Ingredients

With any recipe, you first need the ingredients in order to produce your culinary masterpiece. Before getting into specific hardware requirements, you may need to have a better grasp on the general functions of the equipment you'll be using to connect all the pieces.

Hubs, Switches, Routers, etc

repeaters -> hubs -> switches -> routers...

repeater... hubs...

layered architecture.

  • Physical (lowest) layer

    • HUBS operate at the physical layer. It's a multi-port repeater. Gets data/signal from one port, amplifies it and sends out on

      all other ports.</li>

  • Data link layer

    • SWITCHES operate at the Data Link layer and use MAC addressses and one of several different data link protocols. Most common today is

      Ethernet. (Token rings are an alternative protocol.)
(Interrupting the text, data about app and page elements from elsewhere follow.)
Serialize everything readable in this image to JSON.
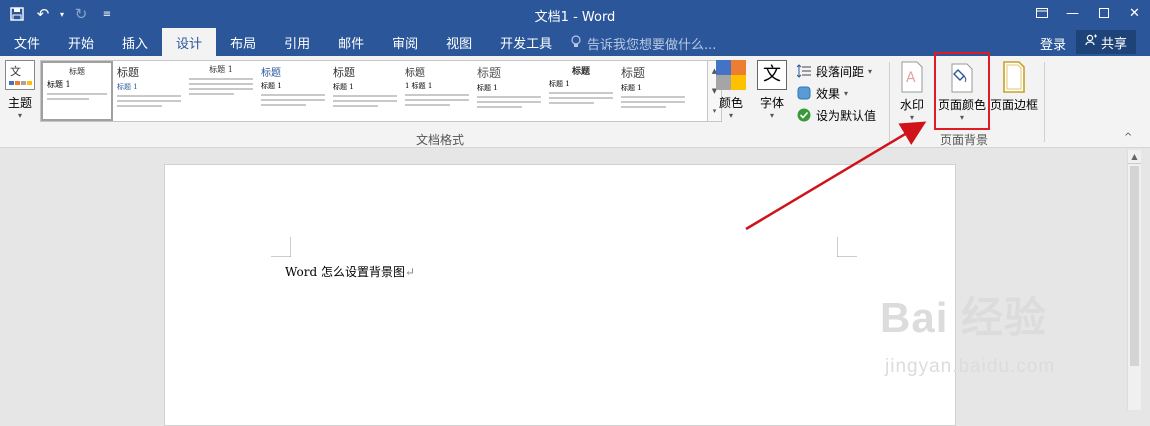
{
  "window": {
    "title": "文档1 - Word"
  },
  "tabs": [
    "文件",
    "开始",
    "插入",
    "设计",
    "布局",
    "引用",
    "邮件",
    "审阅",
    "视图",
    "开发工具"
  ],
  "active_tab": "设计",
  "tell_me": "告诉我您想要做什么...",
  "account": {
    "login": "登录",
    "share": "共享"
  },
  "ribbon": {
    "theme": "主题",
    "styles": [
      {
        "title": "标题",
        "heading": "标题 1"
      },
      {
        "title": "标题",
        "heading": "标题 1"
      },
      {
        "title": "标题 1",
        "heading": ""
      },
      {
        "title": "标题",
        "heading": "标题 1"
      },
      {
        "title": "标题",
        "heading": "标题 1"
      },
      {
        "title": "标题",
        "heading": "1 标题 1"
      },
      {
        "title": "标题",
        "heading": "标题 1"
      },
      {
        "title": "标题",
        "heading": "标题 1"
      },
      {
        "title": "标题",
        "heading": "标题 1"
      }
    ],
    "colors": "颜色",
    "fonts": "字体",
    "fonts_glyph": "文",
    "paragraph_spacing": "段落间距",
    "effects": "效果",
    "set_default": "设为默认值",
    "group_doc_format": "文档格式",
    "watermark": "水印",
    "page_color": "页面颜色",
    "page_borders": "页面边框",
    "group_page_background": "页面背景"
  },
  "document": {
    "text": "Word 怎么设置背景图"
  },
  "overlay": {
    "watermark": "Bai 经验",
    "watermark_url": "jingyan.baidu.com"
  },
  "colors": {
    "brand": "#2b579a",
    "highlight_box": "#e01b24",
    "arrow": "#d0131a",
    "swatch": [
      "#4472c4",
      "#ed7d31",
      "#a5a5a5",
      "#ffc000"
    ]
  }
}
      Ethernet: Everyone talks at once. If more than one system talks at the same time there's a "collision". So the systems go into a "backoff" where both parties stop talking, wait random amounts of time and retry. The number of computers participating in the conversation and can hear each other is referred to as the "collision domain".

      • NIC = Network Interface Card
        MAC = Machine Access Code
        ARP = Address Request Protocol: IP addresses resolve to MAC addresses
        RARP = Reverse Address Request Protocol: versy-vicey.
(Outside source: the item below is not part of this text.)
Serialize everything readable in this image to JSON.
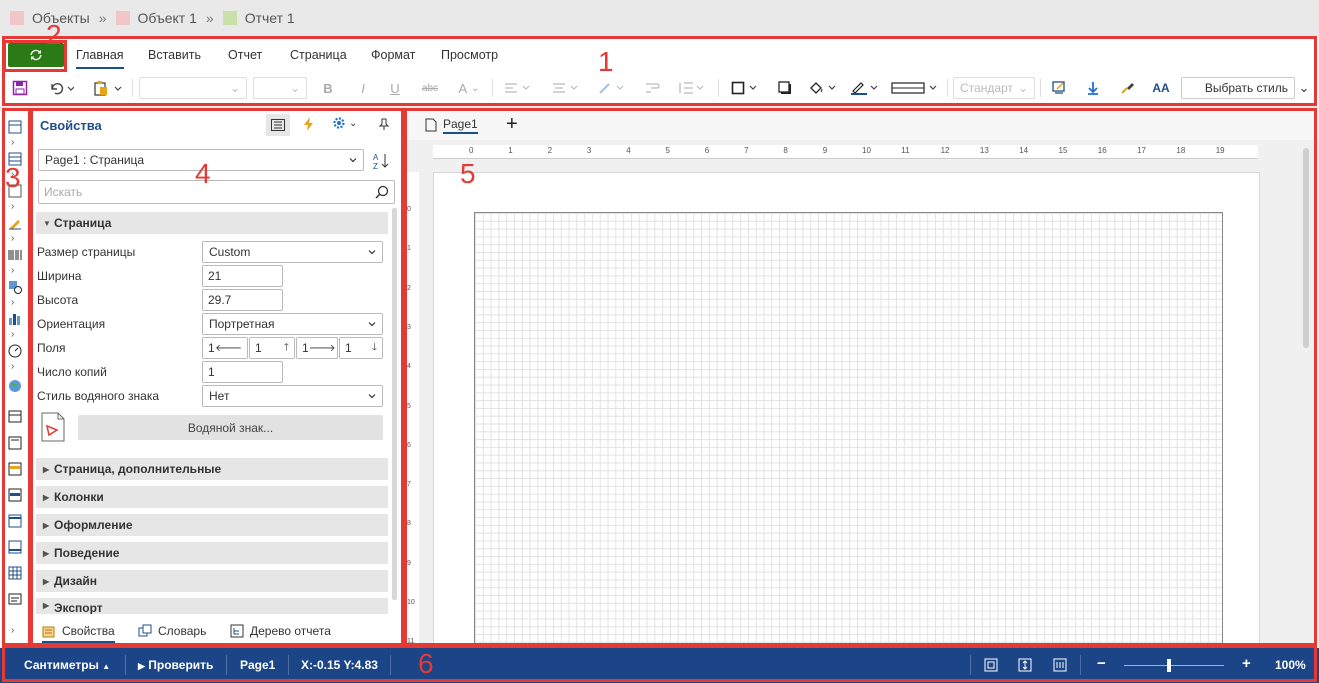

      Switches keep ARP tables. Based on a MAC address.

    • Logical AND bitmask w/ IP address to get network address. If two different machines match, they're on the same NETWORK SEGMENT.
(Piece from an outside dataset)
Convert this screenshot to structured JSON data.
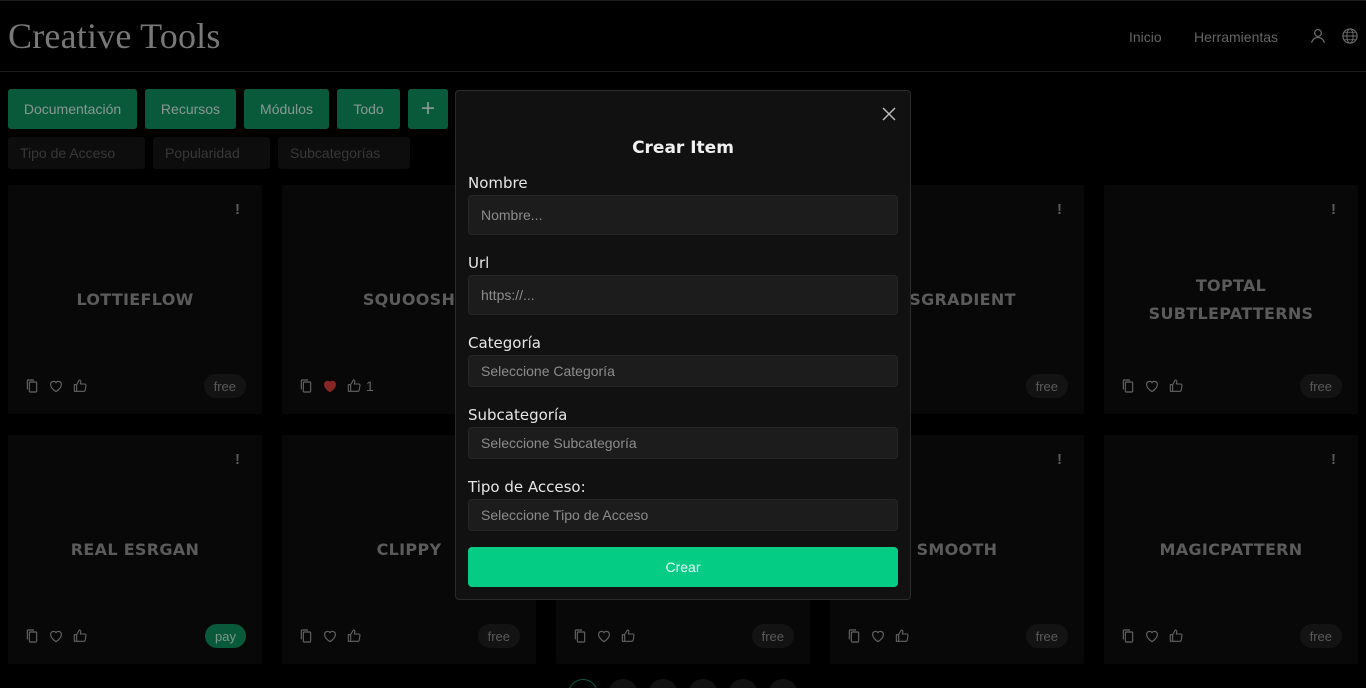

      Machines on same network segment need no routers.

      Switches maintain ARP tables which map MAC addresses with corresponding ports.

  • Network layer


    • ROUTERS operate at the the Network layer, and use IP addressing.

CROSS-OVER CABLES:

Category 5 (CAT-5) Ethernet cables: 8 wires. In 100 MB ethernet 4 are in use 2 for send 2 for receive. Send/Receive are swapped in an crossover cable. A switch does this internally.

If you don't have a router but have a spare old computer sitting around, you can turn it into a Coyote Linux Router.

Boot the server, and tell it to

  • install to the hard disk
  • Language: English (Default)
  • Location: United States (Default)
  • Keyboard: American English (Default)

It does the hardware detect, finds the CD-ROM, then scans it.


DMZ has no firewall...


EdubuntuDocumentation/EdubuntuCookbook/GettingStarted (last edited 2009-04-29 23:26:20 by fooka)